• _Directions for this task_:
Report the lines of the data below that contain the string "icon".

• _Input data_:
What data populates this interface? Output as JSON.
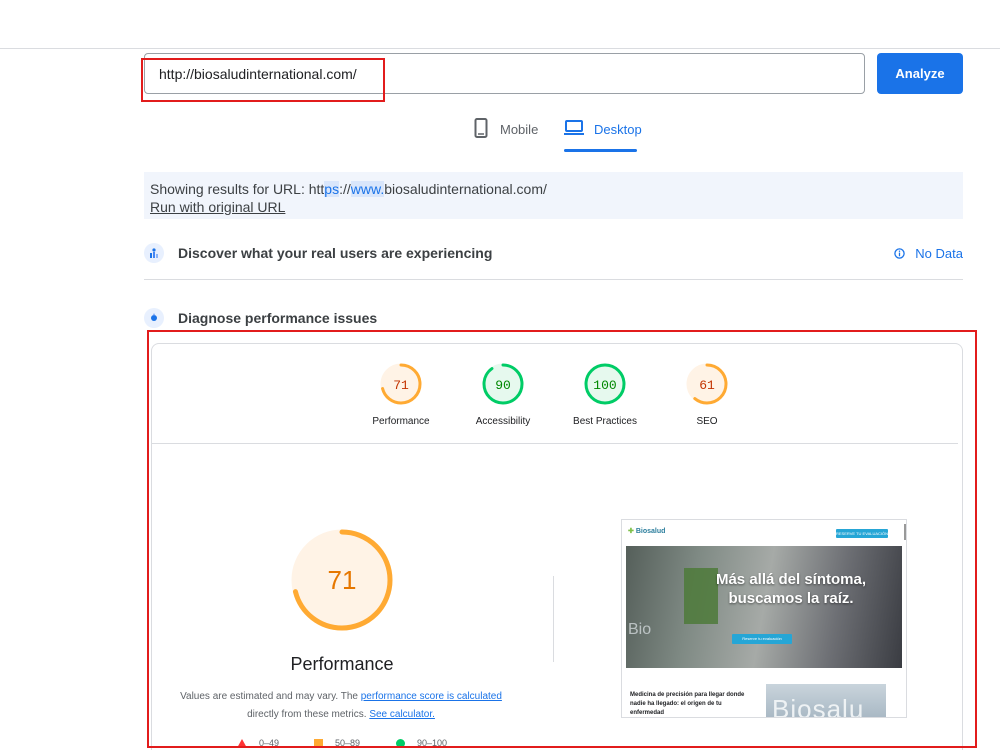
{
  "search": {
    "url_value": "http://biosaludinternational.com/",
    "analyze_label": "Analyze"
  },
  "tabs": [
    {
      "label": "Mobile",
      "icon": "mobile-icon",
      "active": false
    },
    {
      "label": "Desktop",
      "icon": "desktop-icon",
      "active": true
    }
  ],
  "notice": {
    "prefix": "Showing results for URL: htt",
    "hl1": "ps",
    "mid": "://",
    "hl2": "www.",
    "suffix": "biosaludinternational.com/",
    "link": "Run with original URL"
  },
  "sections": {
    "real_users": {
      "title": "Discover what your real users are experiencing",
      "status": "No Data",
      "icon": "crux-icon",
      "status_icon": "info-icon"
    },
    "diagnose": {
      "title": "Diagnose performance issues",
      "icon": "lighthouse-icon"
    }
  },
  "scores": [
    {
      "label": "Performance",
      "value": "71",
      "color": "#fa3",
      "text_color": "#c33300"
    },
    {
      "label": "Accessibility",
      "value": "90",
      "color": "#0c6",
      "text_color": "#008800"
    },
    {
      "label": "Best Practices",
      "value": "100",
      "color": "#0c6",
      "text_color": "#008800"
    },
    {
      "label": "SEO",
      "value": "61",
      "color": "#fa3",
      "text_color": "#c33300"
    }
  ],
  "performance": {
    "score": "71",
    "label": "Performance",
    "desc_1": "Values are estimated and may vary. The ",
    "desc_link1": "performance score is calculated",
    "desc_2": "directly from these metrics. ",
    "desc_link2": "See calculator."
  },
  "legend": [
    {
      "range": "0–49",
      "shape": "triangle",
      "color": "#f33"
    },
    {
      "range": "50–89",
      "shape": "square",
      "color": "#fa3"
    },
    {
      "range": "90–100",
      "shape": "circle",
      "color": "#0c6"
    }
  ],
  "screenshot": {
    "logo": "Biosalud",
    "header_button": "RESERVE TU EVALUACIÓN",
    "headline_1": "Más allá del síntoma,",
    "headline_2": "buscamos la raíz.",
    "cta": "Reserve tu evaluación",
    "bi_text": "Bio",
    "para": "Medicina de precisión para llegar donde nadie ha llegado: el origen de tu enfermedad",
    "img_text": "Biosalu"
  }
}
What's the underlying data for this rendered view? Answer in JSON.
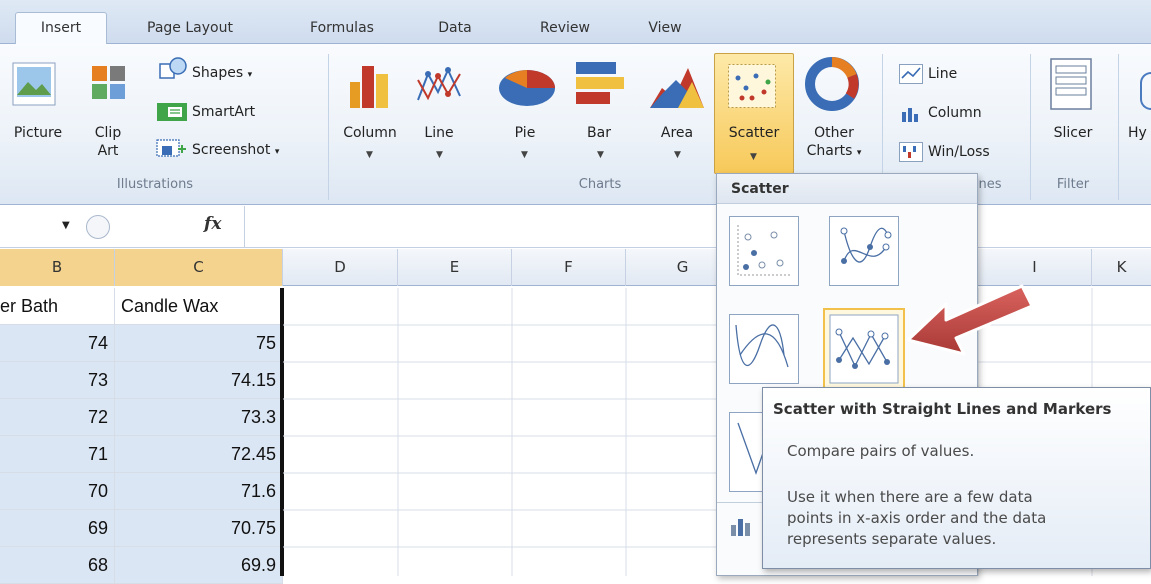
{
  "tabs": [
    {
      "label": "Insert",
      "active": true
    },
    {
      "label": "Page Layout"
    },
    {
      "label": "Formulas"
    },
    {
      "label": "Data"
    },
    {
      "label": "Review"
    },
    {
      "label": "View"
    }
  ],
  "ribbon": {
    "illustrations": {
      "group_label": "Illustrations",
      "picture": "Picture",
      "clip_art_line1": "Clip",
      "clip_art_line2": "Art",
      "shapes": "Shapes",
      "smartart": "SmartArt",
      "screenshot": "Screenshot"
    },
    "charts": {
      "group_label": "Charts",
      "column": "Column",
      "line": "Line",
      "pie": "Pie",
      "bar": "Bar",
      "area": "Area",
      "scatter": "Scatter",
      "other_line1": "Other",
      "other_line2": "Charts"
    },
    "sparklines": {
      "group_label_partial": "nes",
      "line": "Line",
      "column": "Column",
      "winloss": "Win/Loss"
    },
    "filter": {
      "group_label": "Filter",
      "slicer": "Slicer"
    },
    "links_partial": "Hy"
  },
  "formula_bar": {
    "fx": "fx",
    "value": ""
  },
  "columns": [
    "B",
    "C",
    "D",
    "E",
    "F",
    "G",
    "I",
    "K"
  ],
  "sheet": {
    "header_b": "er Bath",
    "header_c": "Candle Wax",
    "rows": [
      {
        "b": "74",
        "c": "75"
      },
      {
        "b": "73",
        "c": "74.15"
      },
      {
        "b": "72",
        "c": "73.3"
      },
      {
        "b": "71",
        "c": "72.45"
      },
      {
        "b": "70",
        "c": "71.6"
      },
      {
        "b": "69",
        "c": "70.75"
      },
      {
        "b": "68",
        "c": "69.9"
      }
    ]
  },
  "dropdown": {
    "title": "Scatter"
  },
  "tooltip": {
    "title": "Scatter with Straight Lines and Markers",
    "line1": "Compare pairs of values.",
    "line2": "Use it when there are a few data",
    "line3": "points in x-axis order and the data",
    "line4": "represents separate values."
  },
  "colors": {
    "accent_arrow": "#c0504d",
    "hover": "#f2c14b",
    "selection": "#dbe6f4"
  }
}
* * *
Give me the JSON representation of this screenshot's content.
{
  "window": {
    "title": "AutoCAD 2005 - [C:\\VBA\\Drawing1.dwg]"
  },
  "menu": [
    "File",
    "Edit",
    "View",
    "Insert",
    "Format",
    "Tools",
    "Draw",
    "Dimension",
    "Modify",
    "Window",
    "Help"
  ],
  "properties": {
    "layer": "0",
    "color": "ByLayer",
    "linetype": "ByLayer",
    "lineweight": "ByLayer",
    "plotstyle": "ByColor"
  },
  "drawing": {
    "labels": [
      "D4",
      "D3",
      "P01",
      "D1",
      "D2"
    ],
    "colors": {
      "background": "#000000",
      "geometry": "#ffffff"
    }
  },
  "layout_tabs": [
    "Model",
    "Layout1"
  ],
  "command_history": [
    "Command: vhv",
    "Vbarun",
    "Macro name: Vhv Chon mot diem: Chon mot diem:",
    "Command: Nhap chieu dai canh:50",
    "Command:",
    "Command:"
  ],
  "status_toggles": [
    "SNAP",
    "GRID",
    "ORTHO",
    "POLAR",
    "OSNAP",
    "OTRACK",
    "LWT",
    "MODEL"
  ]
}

• _Expected answer_:
      "icon": "mobile-icon",
      "icon": "desktop-icon",
      "icon": "crux-icon",
      "status_icon": "info-icon"
      "icon": "lighthouse-icon"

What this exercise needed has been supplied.